Portfolio Management (also called asset management) is the management of a set of assets whose main goal is to meet the requirements provided by the investors. Although this field has been studied since ten years, most of the research (both in machine learning and statistics) is focused on the provision of means for the analysis of the market, estimation of financial trends and monitoring of investments.

On the other hand, many characteristics of the problem of portfolio management (e.g., the final goal can be achieved through a sequence of actions, the inverstor objective is to maximize the global benefit and not only the instant one) can be effectively dealt with by Reinforcement Learning techniques as proved by recenent works on trading optimization in the NASDAQ market.

The main goal of this research project is to analyze the characteristics of the portfolio management problems and understand when Reinforcement Learning techniques can be applied to directly manage the composition of the portfolio and improve the benefits for the investors. In particular, we will apply traditional RL algorithms and function approximators for the management of a single asset and we will exploit hierarchical decomposition techniques for the management of a set of heterogeneous assets.

Function Approximation in Reinforcement Learning

This project aims to analyze the effects of function approximation techniques on Reinforcement Learning algorithms from a theoretical and experimental point of view.

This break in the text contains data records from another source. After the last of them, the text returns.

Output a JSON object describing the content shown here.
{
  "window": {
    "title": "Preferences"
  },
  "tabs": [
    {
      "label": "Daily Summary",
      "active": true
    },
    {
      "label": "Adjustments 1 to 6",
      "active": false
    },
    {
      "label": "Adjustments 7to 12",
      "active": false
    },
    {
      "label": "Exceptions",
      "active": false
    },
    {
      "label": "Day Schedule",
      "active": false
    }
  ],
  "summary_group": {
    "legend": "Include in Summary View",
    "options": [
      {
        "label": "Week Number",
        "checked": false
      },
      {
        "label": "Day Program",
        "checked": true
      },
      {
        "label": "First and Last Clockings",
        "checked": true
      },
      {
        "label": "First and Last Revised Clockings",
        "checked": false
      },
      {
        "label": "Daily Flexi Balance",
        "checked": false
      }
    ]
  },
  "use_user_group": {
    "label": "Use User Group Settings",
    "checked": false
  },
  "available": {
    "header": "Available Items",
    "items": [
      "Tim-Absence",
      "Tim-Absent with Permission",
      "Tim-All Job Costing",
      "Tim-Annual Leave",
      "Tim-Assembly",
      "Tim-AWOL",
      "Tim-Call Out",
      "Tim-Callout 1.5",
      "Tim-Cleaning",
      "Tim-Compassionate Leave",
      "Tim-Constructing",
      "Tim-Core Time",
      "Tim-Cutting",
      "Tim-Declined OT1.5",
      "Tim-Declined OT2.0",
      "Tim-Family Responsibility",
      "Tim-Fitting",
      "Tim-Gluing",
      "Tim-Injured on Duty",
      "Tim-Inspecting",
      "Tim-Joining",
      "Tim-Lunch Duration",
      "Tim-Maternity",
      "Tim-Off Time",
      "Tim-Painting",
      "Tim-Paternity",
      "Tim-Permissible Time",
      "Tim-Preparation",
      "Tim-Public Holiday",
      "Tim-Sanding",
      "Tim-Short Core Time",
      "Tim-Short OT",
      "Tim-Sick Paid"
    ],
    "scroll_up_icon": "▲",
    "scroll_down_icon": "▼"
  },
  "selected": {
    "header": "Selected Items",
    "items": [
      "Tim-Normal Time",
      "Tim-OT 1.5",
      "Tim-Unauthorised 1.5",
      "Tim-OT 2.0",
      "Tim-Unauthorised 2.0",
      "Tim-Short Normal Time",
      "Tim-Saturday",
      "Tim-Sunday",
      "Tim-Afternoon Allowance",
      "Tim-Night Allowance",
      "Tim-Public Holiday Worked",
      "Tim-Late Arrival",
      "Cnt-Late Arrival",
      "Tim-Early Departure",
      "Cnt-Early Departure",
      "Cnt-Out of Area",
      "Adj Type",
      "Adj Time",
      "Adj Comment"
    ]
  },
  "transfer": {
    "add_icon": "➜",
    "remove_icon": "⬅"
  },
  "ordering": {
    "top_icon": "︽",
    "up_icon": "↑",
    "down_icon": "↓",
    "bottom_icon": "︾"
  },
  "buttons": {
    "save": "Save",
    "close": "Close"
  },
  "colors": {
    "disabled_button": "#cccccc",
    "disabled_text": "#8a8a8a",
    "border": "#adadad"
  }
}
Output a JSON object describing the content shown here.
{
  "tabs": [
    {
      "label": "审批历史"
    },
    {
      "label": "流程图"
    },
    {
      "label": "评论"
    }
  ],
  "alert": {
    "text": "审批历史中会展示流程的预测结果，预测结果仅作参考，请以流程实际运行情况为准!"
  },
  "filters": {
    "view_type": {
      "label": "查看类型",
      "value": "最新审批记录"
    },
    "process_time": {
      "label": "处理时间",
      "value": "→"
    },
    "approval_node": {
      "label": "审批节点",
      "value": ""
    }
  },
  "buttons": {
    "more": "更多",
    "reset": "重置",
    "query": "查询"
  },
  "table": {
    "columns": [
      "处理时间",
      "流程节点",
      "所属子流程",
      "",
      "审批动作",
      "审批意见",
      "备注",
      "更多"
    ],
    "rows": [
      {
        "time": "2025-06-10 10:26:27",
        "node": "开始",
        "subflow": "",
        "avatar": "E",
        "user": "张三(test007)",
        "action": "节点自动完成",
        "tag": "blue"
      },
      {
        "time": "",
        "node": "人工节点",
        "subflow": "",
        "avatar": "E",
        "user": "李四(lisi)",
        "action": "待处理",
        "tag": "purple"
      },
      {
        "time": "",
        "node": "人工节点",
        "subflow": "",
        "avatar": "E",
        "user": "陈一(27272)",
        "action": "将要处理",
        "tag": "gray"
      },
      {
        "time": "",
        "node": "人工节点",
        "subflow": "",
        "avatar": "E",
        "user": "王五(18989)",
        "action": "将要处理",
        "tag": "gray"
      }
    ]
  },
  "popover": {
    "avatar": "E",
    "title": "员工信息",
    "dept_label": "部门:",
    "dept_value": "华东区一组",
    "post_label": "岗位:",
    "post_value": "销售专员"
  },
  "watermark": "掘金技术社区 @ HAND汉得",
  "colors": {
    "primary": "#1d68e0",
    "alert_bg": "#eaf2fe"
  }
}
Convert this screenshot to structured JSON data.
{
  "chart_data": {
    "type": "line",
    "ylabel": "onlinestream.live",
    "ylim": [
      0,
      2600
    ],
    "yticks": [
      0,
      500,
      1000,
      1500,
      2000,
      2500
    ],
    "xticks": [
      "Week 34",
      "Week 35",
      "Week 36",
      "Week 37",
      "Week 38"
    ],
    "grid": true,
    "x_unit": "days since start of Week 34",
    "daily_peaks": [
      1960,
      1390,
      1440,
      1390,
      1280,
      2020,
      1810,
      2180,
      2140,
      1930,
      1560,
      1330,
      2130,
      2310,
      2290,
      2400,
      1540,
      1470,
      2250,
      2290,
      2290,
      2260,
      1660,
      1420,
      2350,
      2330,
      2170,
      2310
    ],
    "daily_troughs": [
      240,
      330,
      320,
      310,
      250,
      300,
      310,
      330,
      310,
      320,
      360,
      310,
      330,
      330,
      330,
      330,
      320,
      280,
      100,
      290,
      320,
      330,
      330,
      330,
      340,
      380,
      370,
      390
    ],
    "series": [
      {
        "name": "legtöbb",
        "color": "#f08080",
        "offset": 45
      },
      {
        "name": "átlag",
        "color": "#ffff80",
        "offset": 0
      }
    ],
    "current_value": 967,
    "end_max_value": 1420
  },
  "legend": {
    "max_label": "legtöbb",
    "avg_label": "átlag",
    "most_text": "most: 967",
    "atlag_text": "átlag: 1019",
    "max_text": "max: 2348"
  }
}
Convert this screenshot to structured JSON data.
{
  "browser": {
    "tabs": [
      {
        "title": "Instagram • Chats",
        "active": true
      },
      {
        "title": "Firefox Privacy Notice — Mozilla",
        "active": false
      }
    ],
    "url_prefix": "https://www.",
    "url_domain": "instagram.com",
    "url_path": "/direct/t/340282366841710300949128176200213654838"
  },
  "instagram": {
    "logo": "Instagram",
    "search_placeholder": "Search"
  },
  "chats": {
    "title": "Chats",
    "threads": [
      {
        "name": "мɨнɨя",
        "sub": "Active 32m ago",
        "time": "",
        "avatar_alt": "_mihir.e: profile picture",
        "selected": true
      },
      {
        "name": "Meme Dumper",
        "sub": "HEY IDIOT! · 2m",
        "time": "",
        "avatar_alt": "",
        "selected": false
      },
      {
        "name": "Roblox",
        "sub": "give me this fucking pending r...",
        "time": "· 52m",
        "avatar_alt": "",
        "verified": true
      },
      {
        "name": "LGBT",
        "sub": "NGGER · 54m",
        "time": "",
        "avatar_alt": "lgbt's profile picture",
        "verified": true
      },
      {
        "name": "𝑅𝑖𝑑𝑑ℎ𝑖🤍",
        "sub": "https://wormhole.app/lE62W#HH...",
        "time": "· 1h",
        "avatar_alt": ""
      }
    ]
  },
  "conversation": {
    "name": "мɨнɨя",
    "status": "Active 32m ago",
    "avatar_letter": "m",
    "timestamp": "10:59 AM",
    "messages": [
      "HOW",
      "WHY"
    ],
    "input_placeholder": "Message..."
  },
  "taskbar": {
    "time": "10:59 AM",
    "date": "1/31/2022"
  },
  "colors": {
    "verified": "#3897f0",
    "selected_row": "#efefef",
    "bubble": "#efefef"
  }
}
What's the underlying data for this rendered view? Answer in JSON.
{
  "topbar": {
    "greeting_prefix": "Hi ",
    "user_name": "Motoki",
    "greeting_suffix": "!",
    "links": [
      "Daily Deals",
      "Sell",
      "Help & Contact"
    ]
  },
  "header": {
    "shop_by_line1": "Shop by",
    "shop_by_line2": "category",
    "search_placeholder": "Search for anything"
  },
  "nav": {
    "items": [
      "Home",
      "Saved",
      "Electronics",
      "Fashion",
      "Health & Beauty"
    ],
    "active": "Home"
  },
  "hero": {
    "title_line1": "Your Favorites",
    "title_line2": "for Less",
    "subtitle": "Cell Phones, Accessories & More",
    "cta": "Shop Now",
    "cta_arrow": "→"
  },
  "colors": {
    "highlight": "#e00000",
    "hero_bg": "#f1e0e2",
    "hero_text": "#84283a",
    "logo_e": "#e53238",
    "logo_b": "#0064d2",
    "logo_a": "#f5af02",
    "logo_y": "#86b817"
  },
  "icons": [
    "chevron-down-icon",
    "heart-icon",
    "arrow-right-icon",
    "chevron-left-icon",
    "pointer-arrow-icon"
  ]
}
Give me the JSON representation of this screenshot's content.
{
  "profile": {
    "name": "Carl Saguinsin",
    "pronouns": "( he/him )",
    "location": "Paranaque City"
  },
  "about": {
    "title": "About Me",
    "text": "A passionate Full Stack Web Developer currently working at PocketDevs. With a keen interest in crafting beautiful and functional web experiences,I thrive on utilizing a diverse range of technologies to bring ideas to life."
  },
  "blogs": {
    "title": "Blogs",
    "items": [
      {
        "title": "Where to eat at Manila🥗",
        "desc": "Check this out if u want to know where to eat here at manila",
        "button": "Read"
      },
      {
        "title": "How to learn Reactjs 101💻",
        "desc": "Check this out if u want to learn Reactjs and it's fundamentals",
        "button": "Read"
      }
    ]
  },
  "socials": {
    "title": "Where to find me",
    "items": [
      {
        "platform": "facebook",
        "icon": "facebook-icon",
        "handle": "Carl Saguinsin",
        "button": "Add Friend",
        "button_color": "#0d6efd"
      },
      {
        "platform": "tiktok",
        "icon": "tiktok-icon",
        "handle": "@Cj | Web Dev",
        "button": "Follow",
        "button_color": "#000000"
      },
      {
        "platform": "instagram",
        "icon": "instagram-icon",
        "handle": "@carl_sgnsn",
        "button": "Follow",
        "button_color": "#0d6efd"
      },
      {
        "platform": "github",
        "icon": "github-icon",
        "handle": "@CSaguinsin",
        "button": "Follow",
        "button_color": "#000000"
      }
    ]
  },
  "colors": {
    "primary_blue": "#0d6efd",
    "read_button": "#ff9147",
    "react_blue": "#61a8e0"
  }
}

Reinforcement Learning algorithms suffer from the curse of dimensionality and it is often unfeasible to deal with problems characterized by huge state and action spaces. Therefore, function approximation techniques (e.g., state aggregation, neural networks and so forth) are usually applied to learn an accurate approximation of the (action) value function with few parameters. Although function approximation has been widely applied to RL problems, many theoretical and practical issues are still open.

This research project aims at the analysis of theoretical issues such as convergence and optimality and at the development of novel algorithms that incrementally adapt their structure according to the characteristics of the problem at hand.

Intrinisically Motivated Reinforcement Learning

This project aims to design algorithms that mimic the development process of human being and animal puppies.

The main hypothesis of Reinforcement Learning is that a reinforcement signal is provided to the agent by a critic in the environment. On the other hand, human beings often learn without a direct and explicit reinforcement from the surrounding environment but they act guided by an intrinsic motivation at reaching one goal. This mechanism has been proven to be at the basis of many development processes in human beings and animal puppies. Recently, the Intrinsically Motivated Reinforcement Learning (IMRL) has been proposed as a framework to explain some of the development mechanisms that lead humans to develop skills and abilities through a direct interaction with the envirionment and guided by an intrinsic motivation.

This research project has many facets. The main goal is to deepen the biological and psychological plausibility of the IMRL framework to explain human development. At the same time, it could represent a fundamental step towards the definition of techniques to provide robots with the capability to improve their abilities and to develop new skills that can be used in many different tasks. Finally, this research project is strictly related to the project of transfer learning that aims at enabling artificial agents to reuse their knowledge in analogous situations.

Ongoing Works